WHAT TO PRODUCE — Pull out every line below holding the word "title".

EXERCISE DATA —
------------------------------------------------------------------------

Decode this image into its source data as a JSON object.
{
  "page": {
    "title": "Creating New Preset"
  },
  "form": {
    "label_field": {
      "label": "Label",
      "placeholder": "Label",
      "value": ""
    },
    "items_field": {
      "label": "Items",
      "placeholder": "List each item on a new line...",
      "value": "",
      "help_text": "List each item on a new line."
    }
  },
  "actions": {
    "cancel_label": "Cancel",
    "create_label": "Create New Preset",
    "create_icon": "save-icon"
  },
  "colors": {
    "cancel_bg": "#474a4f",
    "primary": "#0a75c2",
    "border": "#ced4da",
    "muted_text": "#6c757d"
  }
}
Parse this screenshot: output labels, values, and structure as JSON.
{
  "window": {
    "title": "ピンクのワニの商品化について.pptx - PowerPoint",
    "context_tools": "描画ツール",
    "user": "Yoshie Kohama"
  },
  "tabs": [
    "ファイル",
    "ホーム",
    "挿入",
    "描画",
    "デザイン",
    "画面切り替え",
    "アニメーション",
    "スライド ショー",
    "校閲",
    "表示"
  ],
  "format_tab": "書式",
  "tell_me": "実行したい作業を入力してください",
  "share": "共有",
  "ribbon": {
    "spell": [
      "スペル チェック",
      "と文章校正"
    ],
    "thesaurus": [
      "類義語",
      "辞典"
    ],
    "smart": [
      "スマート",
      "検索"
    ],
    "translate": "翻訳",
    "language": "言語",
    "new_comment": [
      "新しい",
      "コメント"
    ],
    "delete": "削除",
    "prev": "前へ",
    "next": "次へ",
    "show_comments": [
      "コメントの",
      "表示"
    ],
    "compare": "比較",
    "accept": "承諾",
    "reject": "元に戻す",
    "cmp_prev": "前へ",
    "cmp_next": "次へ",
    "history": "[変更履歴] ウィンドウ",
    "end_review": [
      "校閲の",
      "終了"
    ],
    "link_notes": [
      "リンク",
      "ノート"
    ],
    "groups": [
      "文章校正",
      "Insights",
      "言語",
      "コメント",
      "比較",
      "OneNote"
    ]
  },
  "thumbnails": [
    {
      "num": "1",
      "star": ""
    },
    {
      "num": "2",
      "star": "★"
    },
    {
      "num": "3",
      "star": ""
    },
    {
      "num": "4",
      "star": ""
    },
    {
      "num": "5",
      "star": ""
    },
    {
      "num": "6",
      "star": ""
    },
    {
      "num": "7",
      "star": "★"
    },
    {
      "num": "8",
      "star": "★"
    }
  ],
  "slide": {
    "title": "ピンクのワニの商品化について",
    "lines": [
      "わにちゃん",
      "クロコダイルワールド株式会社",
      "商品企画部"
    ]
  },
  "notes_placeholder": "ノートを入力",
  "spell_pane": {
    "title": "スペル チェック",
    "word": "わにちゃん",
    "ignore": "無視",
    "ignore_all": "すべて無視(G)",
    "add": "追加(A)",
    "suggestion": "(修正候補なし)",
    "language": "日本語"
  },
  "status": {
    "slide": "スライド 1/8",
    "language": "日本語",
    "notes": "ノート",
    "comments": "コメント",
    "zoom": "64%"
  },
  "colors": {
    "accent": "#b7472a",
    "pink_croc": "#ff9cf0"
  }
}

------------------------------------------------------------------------

RESULT OF THIS EXERCISE —
    "title": "Creating New Preset"
    "title": "ピンクのワニの商品化について.pptx - PowerPoint",
    "title": "ピンクのワニの商品化について",
    "title": "スペル チェック",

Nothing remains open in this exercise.